# Will the limiting react always be the substance having the smallest mass?

Dec 23, 2016

Yes.

#### Explanation:

Yes. It's called the limiting reactant because it gets used up first in a chemical reaction. This results in the smallest amount of reactant in a chemical equation.

Excess is the opposite, having the largest amount.

In a reaction where there is only one product or one reactant, limiting reactants and excess do not "exist".

Hope this helps :)

Dec 23, 2016

Not necessarily.

#### Explanation:

The limiting reagent will be that with the lower quantity of moles .

When we determine the limiting reagent, we first balance the chemical equation and convert all quantities of concern to moles. Then, we use stoichiometry to determine how much product could be produced by each reactant. That which gives the lower number of moles of product is determined to be the limiting reactant. You can also simply compare the amount of moles of each reactant available. That which is present in the lower number of moles is the limiting reactant.

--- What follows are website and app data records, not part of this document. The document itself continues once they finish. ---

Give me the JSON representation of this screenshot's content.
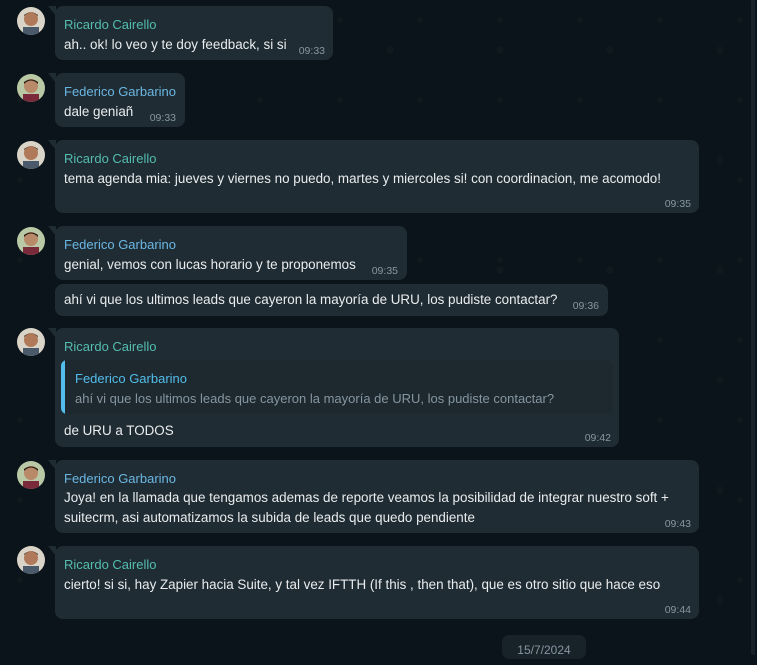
{
  "messages": [
    {
      "sender": "Ricardo Cairello",
      "text": "ah.. ok! lo veo y te doy feedback, si si",
      "time": "09:33"
    },
    {
      "sender": "Federico Garbarino",
      "text": "dale geniañ",
      "time": "09:33"
    },
    {
      "sender": "Ricardo Cairello",
      "text": "tema agenda mia: jueves y viernes no puedo, martes y miercoles si! con coordinacion, me acomodo!",
      "time": "09:35"
    },
    {
      "sender": "Federico Garbarino",
      "text": "genial, vemos con lucas horario y te proponemos",
      "time": "09:35"
    },
    {
      "sender": "",
      "text": "ahí vi que los ultimos leads que cayeron la mayoría de URU, los pudiste contactar?",
      "time": "09:36"
    },
    {
      "sender": "Ricardo Cairello",
      "quote_sender": "Federico Garbarino",
      "quote_text": "ahí vi que los ultimos leads que cayeron la mayoría de URU, los pudiste contactar?",
      "text": "de URU a TODOS",
      "time": "09:42"
    },
    {
      "sender": "Federico Garbarino",
      "text_line1": "Joya! en la llamada que tengamos ademas de reporte veamos la posibilidad de integrar nuestro soft +",
      "text_line2": "suitecrm, asi automatizamos la subida de leads que quedo pendiente",
      "time": "09:43"
    },
    {
      "sender": "Ricardo Cairello",
      "text": "cierto! si si, hay Zapier hacia Suite, y tal vez IFTTH (If this , then that), que es otro sitio que hace eso",
      "time": "09:44"
    }
  ],
  "date_separator": "15/7/2024",
  "colors": {
    "background": "#0b141a",
    "bubble": "#202c33",
    "ricardo_name": "#53bdb0",
    "federico_name": "#6ab7e4",
    "quote_bar": "#53bdeb"
  }
}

We cannot use the mass of each reagent present to make this determination because different elements have different molar masses, given in grams per mole. For example, if you have $120$ grams of tin (Sn) and only $60$ grams of lithium (Li), you might be inclined to think that because you have a lower mass quantity of lithium, it must be the limiting reactant. However, the molar mass of lithium is $\approx 7$ g/mol, and the molar mass of tin is $\approx 119$ g/mol. This means that you have $\approx 8.6$ moles of lithium and only $\approx 1$ mole of tin.

Here is an example of calculating the limiting reagent in the reaction of ${C}_{2} {H}_{3} B {r}_{3}$ ($76.4 g$) with ${O}_{2}$ ($49.1 g$).

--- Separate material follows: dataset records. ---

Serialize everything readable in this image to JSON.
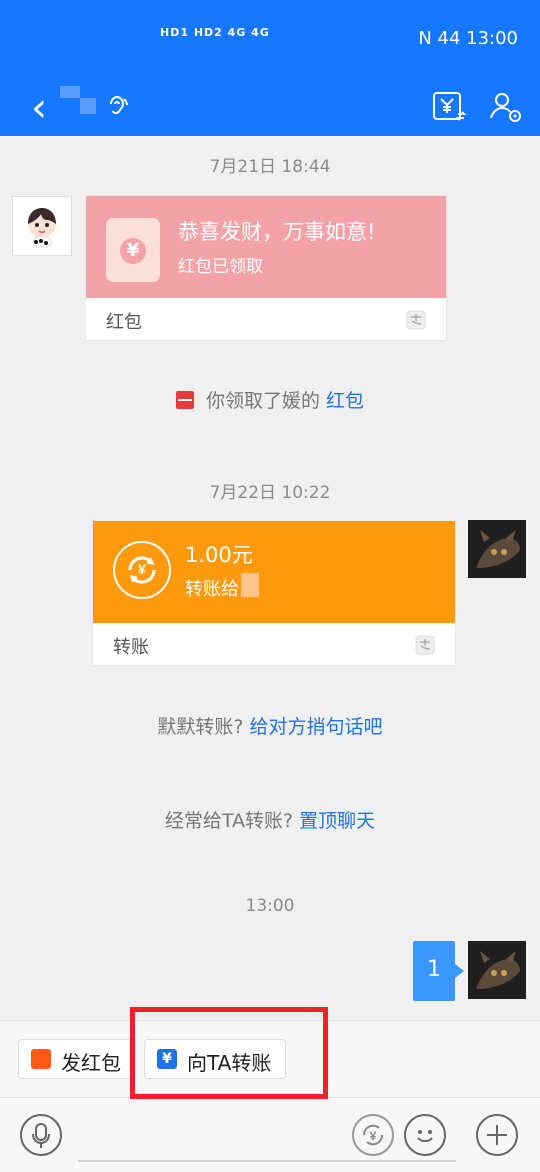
{
  "status_bar": {
    "left_text": "HD1 HD2 4G 4G",
    "right_text": "N  44  13:00"
  },
  "nav": {
    "back_symbol": "‹"
  },
  "messages": [
    {
      "type": "time",
      "text": "7月21日 18:44"
    },
    {
      "type": "red_packet",
      "title": "恭喜发财，万事如意!",
      "subtitle": "红包已领取",
      "label": "红包"
    },
    {
      "type": "system_red_packet",
      "text": "你领取了媛的 ",
      "link": "红包"
    },
    {
      "type": "time",
      "text": "7月22日 10:22"
    },
    {
      "type": "transfer",
      "amount": "1.00元",
      "desc": "转账给",
      "label": "转账"
    },
    {
      "type": "system_prompt",
      "text": "默默转账? ",
      "link": "给对方捎句话吧"
    },
    {
      "type": "system_prompt",
      "text": "经常给TA转账? ",
      "link": "置顶聊天"
    },
    {
      "type": "time",
      "text": "13:00"
    },
    {
      "type": "text",
      "text": "1"
    }
  ],
  "quick_actions": [
    {
      "label": "发红包"
    },
    {
      "label": "向TA转账"
    }
  ],
  "colors": {
    "header_blue": "#1677ff",
    "red_packet_pink": "#f3a3a8",
    "transfer_orange": "#ff9a0e",
    "link_blue": "#1f73e6",
    "highlight_red": "#f1212a"
  }
}
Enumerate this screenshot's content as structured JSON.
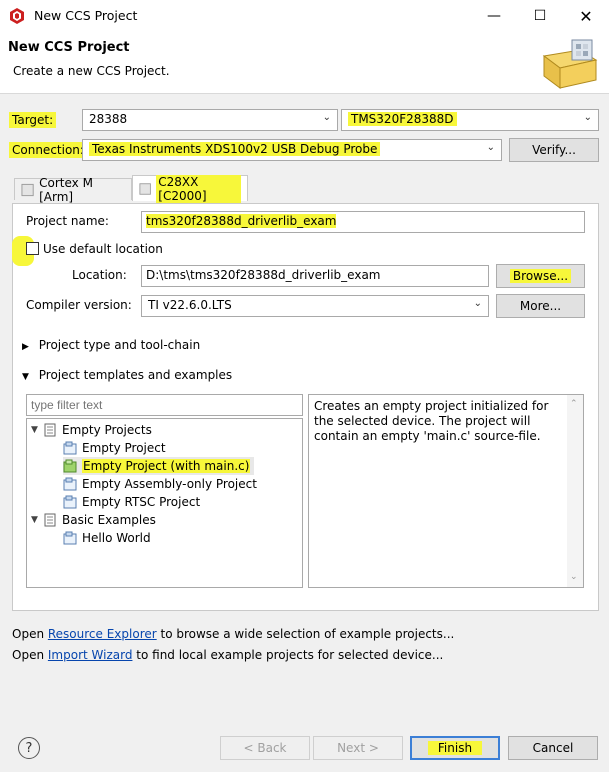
{
  "window": {
    "title": "New CCS Project"
  },
  "header": {
    "title": "New CCS Project",
    "subtitle": "Create a new CCS Project."
  },
  "target": {
    "label": "Target:",
    "family_value": "28388",
    "device_value": "TMS320F28388D"
  },
  "connection": {
    "label": "Connection:",
    "value": "Texas Instruments XDS100v2 USB Debug Probe",
    "verify_label": "Verify..."
  },
  "tabs": [
    {
      "label": "Cortex M [Arm]"
    },
    {
      "label": "C28XX [C2000]"
    }
  ],
  "project": {
    "name_label": "Project name:",
    "name_value": "tms320f28388d_driverlib_exam",
    "use_default_label": "Use default location",
    "use_default_checked": false,
    "location_label": "Location:",
    "location_value": "D:\\tms\\tms320f28388d_driverlib_exam",
    "browse_label": "Browse...",
    "compiler_label": "Compiler version:",
    "compiler_value": "TI v22.6.0.LTS",
    "more_label": "More..."
  },
  "sections": {
    "type_toolchain": "Project type and tool-chain",
    "templates": "Project templates and examples"
  },
  "filter": {
    "placeholder": "type filter text"
  },
  "tree": {
    "groups": [
      {
        "label": "Empty Projects",
        "items": [
          {
            "label": "Empty Project"
          },
          {
            "label": "Empty Project (with main.c)",
            "selected": true
          },
          {
            "label": "Empty Assembly-only Project"
          },
          {
            "label": "Empty RTSC Project"
          }
        ]
      },
      {
        "label": "Basic Examples",
        "items": [
          {
            "label": "Hello World"
          }
        ]
      }
    ]
  },
  "description": "Creates an empty project initialized for the selected device. The project will contain an empty 'main.c' source-file.",
  "footer_links": {
    "line1_pre": "Open ",
    "line1_link": "Resource Explorer",
    "line1_post": " to browse a wide selection of example projects...",
    "line2_pre": "Open ",
    "line2_link": "Import Wizard",
    "line2_post": " to find local example projects for selected device..."
  },
  "buttons": {
    "help": "?",
    "back": "< Back",
    "next": "Next >",
    "finish": "Finish",
    "cancel": "Cancel"
  },
  "icons": {
    "app": "ccs-app-icon",
    "header": "project-wizard-icon",
    "folder": "template-folder-icon",
    "project": "project-icon",
    "accent_highlight": "#f7f73a"
  }
}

Balanced chemical equation:

$4 {C}_{2} {H}_{3} B {r}_{3} + 11 {O}_{2} \to 8 C {O}_{2} + 6 {H}_{2} O + 6 B {r}_{2}$

Convert mass quantities to moles.

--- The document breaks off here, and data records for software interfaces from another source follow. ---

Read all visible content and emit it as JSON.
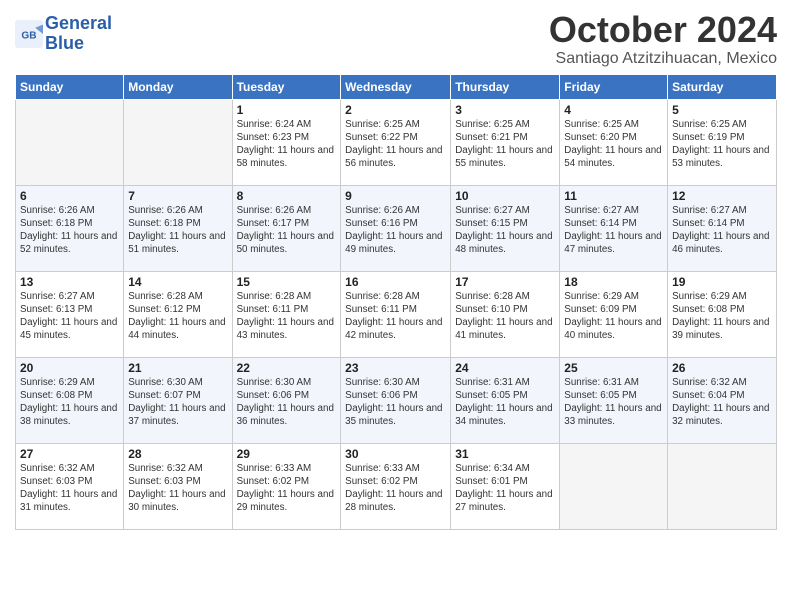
{
  "header": {
    "logo_line1": "General",
    "logo_line2": "Blue",
    "month": "October 2024",
    "location": "Santiago Atzitzihuacan, Mexico"
  },
  "days_of_week": [
    "Sunday",
    "Monday",
    "Tuesday",
    "Wednesday",
    "Thursday",
    "Friday",
    "Saturday"
  ],
  "weeks": [
    [
      {
        "day": "",
        "info": ""
      },
      {
        "day": "",
        "info": ""
      },
      {
        "day": "1",
        "info": "Sunrise: 6:24 AM\nSunset: 6:23 PM\nDaylight: 11 hours and 58 minutes."
      },
      {
        "day": "2",
        "info": "Sunrise: 6:25 AM\nSunset: 6:22 PM\nDaylight: 11 hours and 56 minutes."
      },
      {
        "day": "3",
        "info": "Sunrise: 6:25 AM\nSunset: 6:21 PM\nDaylight: 11 hours and 55 minutes."
      },
      {
        "day": "4",
        "info": "Sunrise: 6:25 AM\nSunset: 6:20 PM\nDaylight: 11 hours and 54 minutes."
      },
      {
        "day": "5",
        "info": "Sunrise: 6:25 AM\nSunset: 6:19 PM\nDaylight: 11 hours and 53 minutes."
      }
    ],
    [
      {
        "day": "6",
        "info": "Sunrise: 6:26 AM\nSunset: 6:18 PM\nDaylight: 11 hours and 52 minutes."
      },
      {
        "day": "7",
        "info": "Sunrise: 6:26 AM\nSunset: 6:18 PM\nDaylight: 11 hours and 51 minutes."
      },
      {
        "day": "8",
        "info": "Sunrise: 6:26 AM\nSunset: 6:17 PM\nDaylight: 11 hours and 50 minutes."
      },
      {
        "day": "9",
        "info": "Sunrise: 6:26 AM\nSunset: 6:16 PM\nDaylight: 11 hours and 49 minutes."
      },
      {
        "day": "10",
        "info": "Sunrise: 6:27 AM\nSunset: 6:15 PM\nDaylight: 11 hours and 48 minutes."
      },
      {
        "day": "11",
        "info": "Sunrise: 6:27 AM\nSunset: 6:14 PM\nDaylight: 11 hours and 47 minutes."
      },
      {
        "day": "12",
        "info": "Sunrise: 6:27 AM\nSunset: 6:14 PM\nDaylight: 11 hours and 46 minutes."
      }
    ],
    [
      {
        "day": "13",
        "info": "Sunrise: 6:27 AM\nSunset: 6:13 PM\nDaylight: 11 hours and 45 minutes."
      },
      {
        "day": "14",
        "info": "Sunrise: 6:28 AM\nSunset: 6:12 PM\nDaylight: 11 hours and 44 minutes."
      },
      {
        "day": "15",
        "info": "Sunrise: 6:28 AM\nSunset: 6:11 PM\nDaylight: 11 hours and 43 minutes."
      },
      {
        "day": "16",
        "info": "Sunrise: 6:28 AM\nSunset: 6:11 PM\nDaylight: 11 hours and 42 minutes."
      },
      {
        "day": "17",
        "info": "Sunrise: 6:28 AM\nSunset: 6:10 PM\nDaylight: 11 hours and 41 minutes."
      },
      {
        "day": "18",
        "info": "Sunrise: 6:29 AM\nSunset: 6:09 PM\nDaylight: 11 hours and 40 minutes."
      },
      {
        "day": "19",
        "info": "Sunrise: 6:29 AM\nSunset: 6:08 PM\nDaylight: 11 hours and 39 minutes."
      }
    ],
    [
      {
        "day": "20",
        "info": "Sunrise: 6:29 AM\nSunset: 6:08 PM\nDaylight: 11 hours and 38 minutes."
      },
      {
        "day": "21",
        "info": "Sunrise: 6:30 AM\nSunset: 6:07 PM\nDaylight: 11 hours and 37 minutes."
      },
      {
        "day": "22",
        "info": "Sunrise: 6:30 AM\nSunset: 6:06 PM\nDaylight: 11 hours and 36 minutes."
      },
      {
        "day": "23",
        "info": "Sunrise: 6:30 AM\nSunset: 6:06 PM\nDaylight: 11 hours and 35 minutes."
      },
      {
        "day": "24",
        "info": "Sunrise: 6:31 AM\nSunset: 6:05 PM\nDaylight: 11 hours and 34 minutes."
      },
      {
        "day": "25",
        "info": "Sunrise: 6:31 AM\nSunset: 6:05 PM\nDaylight: 11 hours and 33 minutes."
      },
      {
        "day": "26",
        "info": "Sunrise: 6:32 AM\nSunset: 6:04 PM\nDaylight: 11 hours and 32 minutes."
      }
    ],
    [
      {
        "day": "27",
        "info": "Sunrise: 6:32 AM\nSunset: 6:03 PM\nDaylight: 11 hours and 31 minutes."
      },
      {
        "day": "28",
        "info": "Sunrise: 6:32 AM\nSunset: 6:03 PM\nDaylight: 11 hours and 30 minutes."
      },
      {
        "day": "29",
        "info": "Sunrise: 6:33 AM\nSunset: 6:02 PM\nDaylight: 11 hours and 29 minutes."
      },
      {
        "day": "30",
        "info": "Sunrise: 6:33 AM\nSunset: 6:02 PM\nDaylight: 11 hours and 28 minutes."
      },
      {
        "day": "31",
        "info": "Sunrise: 6:34 AM\nSunset: 6:01 PM\nDaylight: 11 hours and 27 minutes."
      },
      {
        "day": "",
        "info": ""
      },
      {
        "day": "",
        "info": ""
      }
    ]
  ]
}
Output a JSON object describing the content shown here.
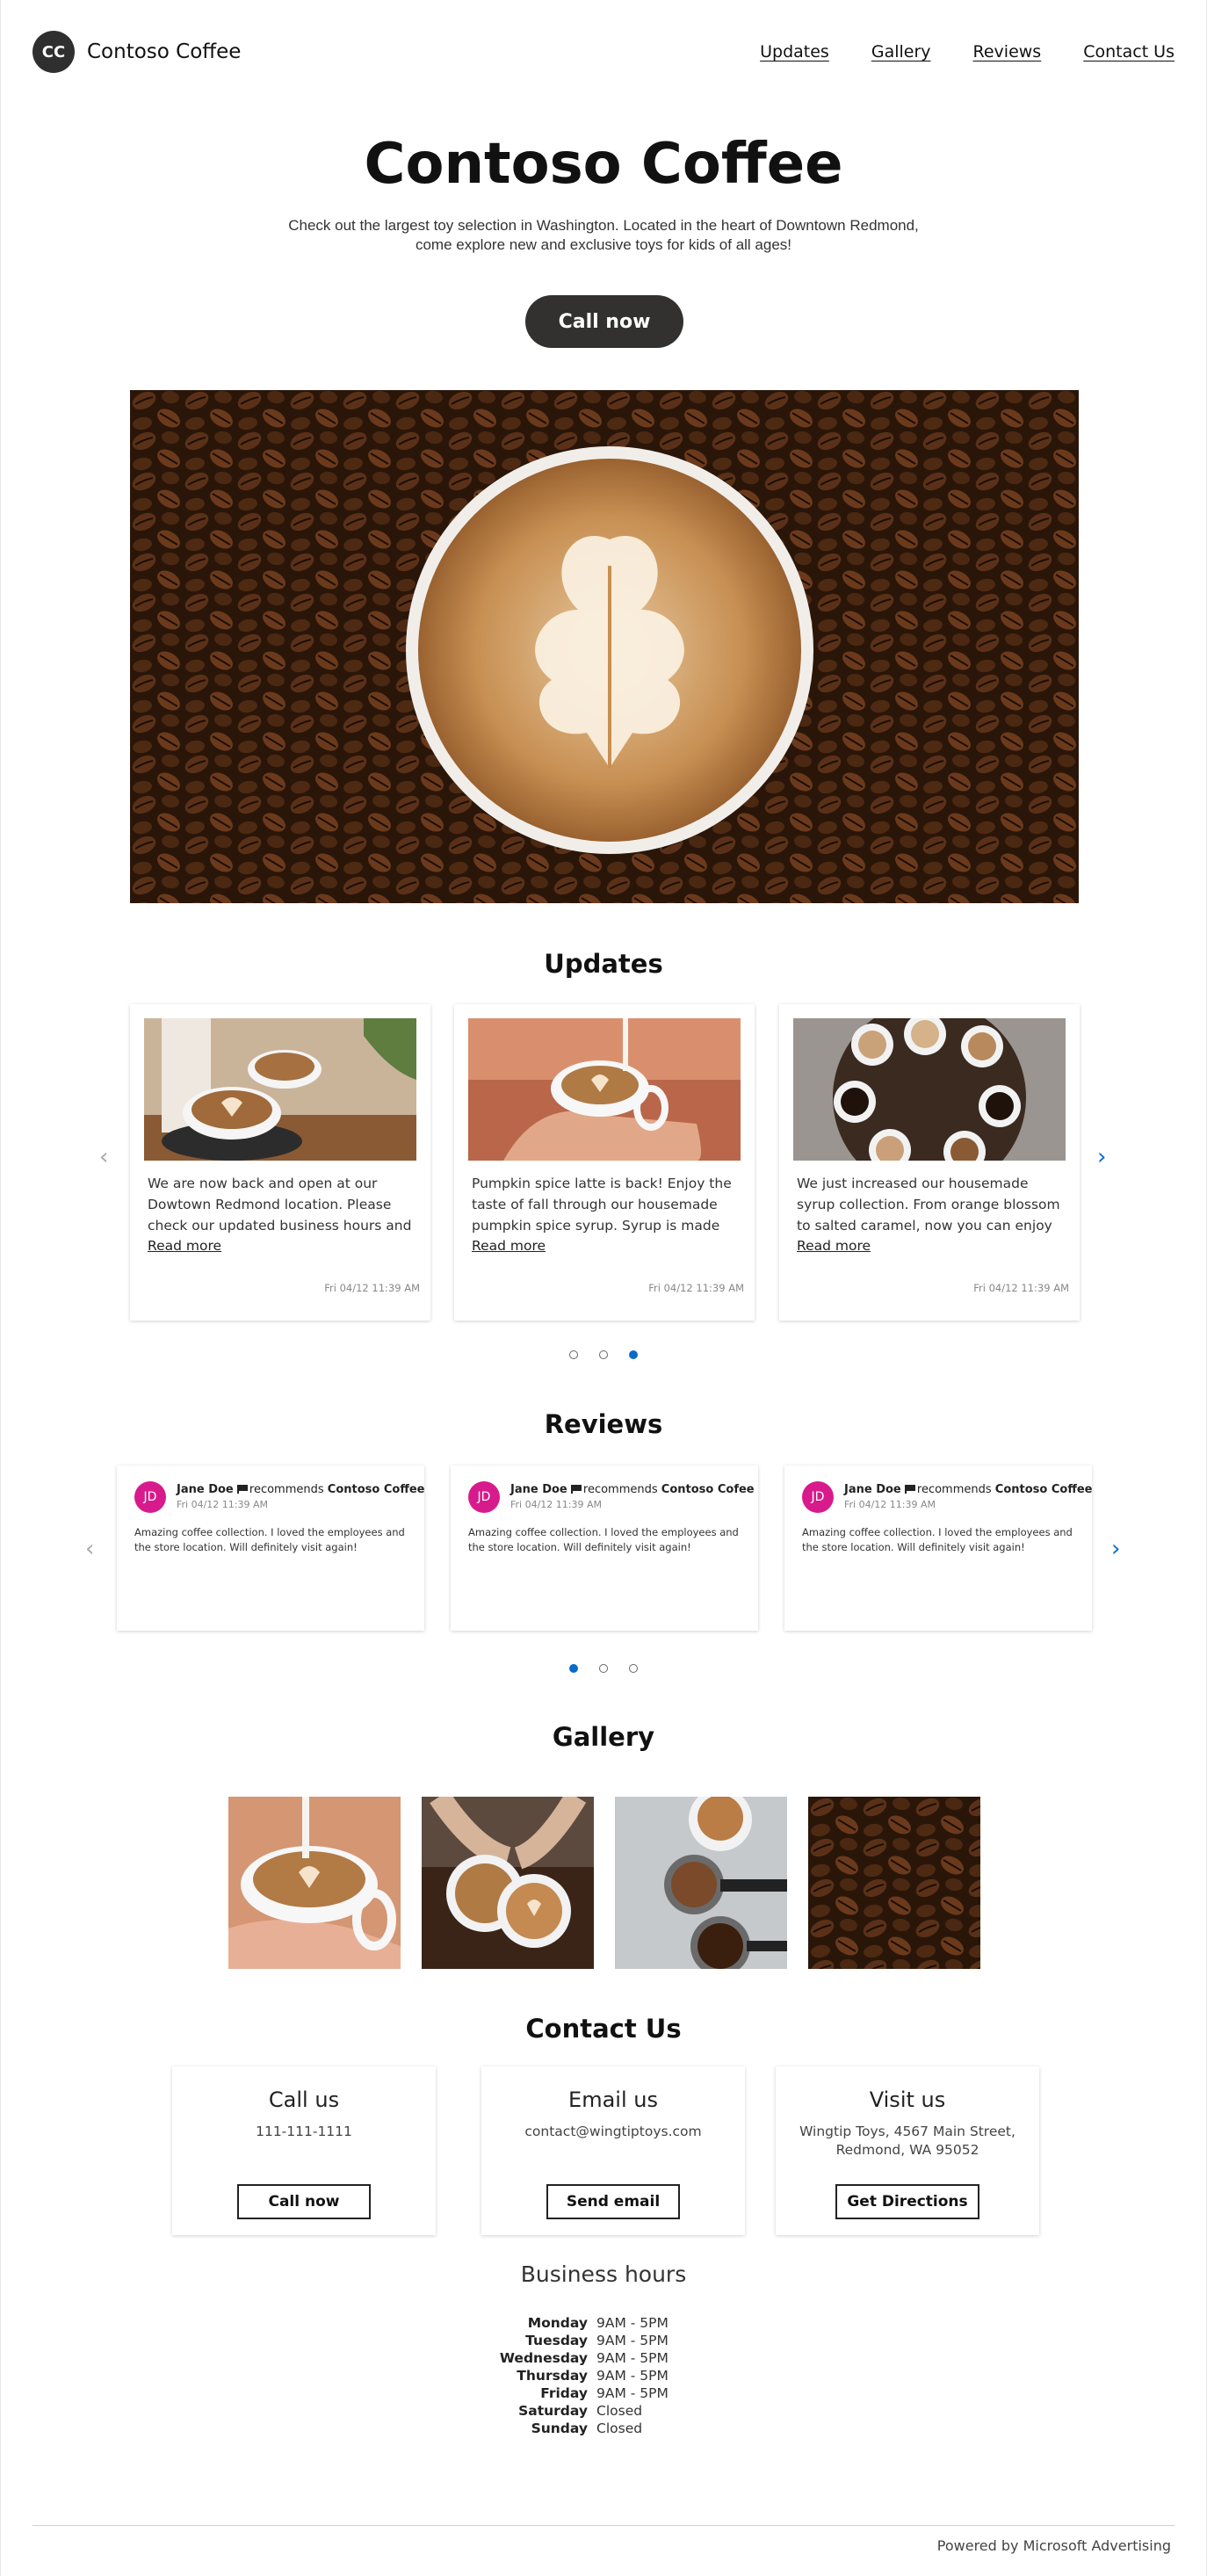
{
  "header": {
    "logo_initials": "CC",
    "brand_name": "Contoso Coffee",
    "nav": [
      "Updates",
      "Gallery",
      "Reviews",
      "Contact Us"
    ]
  },
  "hero": {
    "title": "Contoso Coffee",
    "description": "Check out the largest toy selection in Washington. Located in the heart of Downtown Redmond, come explore new and exclusive toys for kids of all ages!",
    "cta_label": "Call now"
  },
  "updates": {
    "title": "Updates",
    "cards": [
      {
        "text": "We are now back and open at our Dowtown Redmond location. Please check our updated business hours and stop by for our upgraded coffee collection! We...",
        "read_more": "Read more",
        "date": "Fri 04/12 11:39 AM"
      },
      {
        "text": "Pumpkin spice latte is back! Enjoy the taste of fall through our housemade pumpkin spice syrup. Syrup is made from scratch and it contains pumpkin puree w...",
        "read_more": "Read more",
        "date": "Fri 04/12 11:39 AM"
      },
      {
        "text": "We just increased our housemade syrup collection. From orange blossom to salted caramel, now you can enjoy your latte in many different ways...",
        "read_more": "Read more",
        "date": "Fri 04/12 11:39 AM"
      }
    ],
    "active_dot": 2
  },
  "reviews": {
    "title": "Reviews",
    "cards": [
      {
        "initials": "JD",
        "name": "Jane Doe",
        "verb": "recommends",
        "business": "Contoso Coffee",
        "date": "Fri 04/12 11:39 AM",
        "text": "Amazing coffee collection. I loved the employees and the store location. Will definitely visit again!"
      },
      {
        "initials": "JD",
        "name": "Jane Doe",
        "verb": "recommends",
        "business": "Contoso Cofee",
        "date": "Fri 04/12 11:39 AM",
        "text": "Amazing coffee collection. I loved the employees and the store location. Will definitely visit again!"
      },
      {
        "initials": "JD",
        "name": "Jane Doe",
        "verb": "recommends",
        "business": "Contoso Coffee",
        "date": "Fri 04/12 11:39 AM",
        "text": "Amazing coffee collection. I loved the employees and the store location. Will definitely visit again!"
      }
    ],
    "active_dot": 0
  },
  "gallery": {
    "title": "Gallery"
  },
  "contact": {
    "title": "Contact Us",
    "cards": [
      {
        "title": "Call us",
        "info": "111-111-1111",
        "button": "Call now"
      },
      {
        "title": "Email us",
        "info": "contact@wingtiptoys.com",
        "button": "Send email"
      },
      {
        "title": "Visit us",
        "info": "Wingtip Toys, 4567 Main Street, Redmond, WA 95052",
        "button": "Get Directions"
      }
    ]
  },
  "hours": {
    "title": "Business hours",
    "rows": [
      {
        "day": "Monday",
        "time": "9AM - 5PM"
      },
      {
        "day": "Tuesday",
        "time": "9AM - 5PM"
      },
      {
        "day": "Wednesday",
        "time": "9AM - 5PM"
      },
      {
        "day": "Thursday",
        "time": "9AM - 5PM"
      },
      {
        "day": "Friday",
        "time": "9AM - 5PM"
      },
      {
        "day": "Saturday",
        "time": "Closed"
      },
      {
        "day": "Sunday",
        "time": "Closed"
      }
    ]
  },
  "footer": {
    "text": "Powered by Microsoft Advertising"
  },
  "colors": {
    "accent": "#0b6bcb",
    "avatar": "#d81b8c",
    "dark_button": "#323130"
  }
}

${C}_{2} {H}_{3} B {r}_{3}$: $266.72$ g/mol

${O}_{2}$: $32$ g/mol

$76.4 \cancel{g} {C}_{2} {H}_{3} B {r}_{3} \times \frac{1 m o l}{266.72 \cancel{g}} = 0.286$ $m o l$ ${C}_{2} {H}_{3} B {r}_{3}$

$49.1 \cancel{g} {O}_{2} \times \frac{1 m o l}{32 \cancel{g}} = 1.53$ $m o l$ ${O}_{2}$

Therefore, ${C}_{2} {H}_{3} B {r}_{3}$ is the limiting reagent, as it contributes the lower number of moles in the reaction. Notice that we began with a higher mass quantity of ${C}_{2} {H}_{3} B {r}_{3}$.

You could also calculate the moles of $C {O}_{2}$ produced by each reactant and compare using stoichiometry. In that method, whichever produces the lower amount of $C {O}_{2}$ is the limiting reactant (still ${C}_{2} {H}_{3} B {r}_{3}$).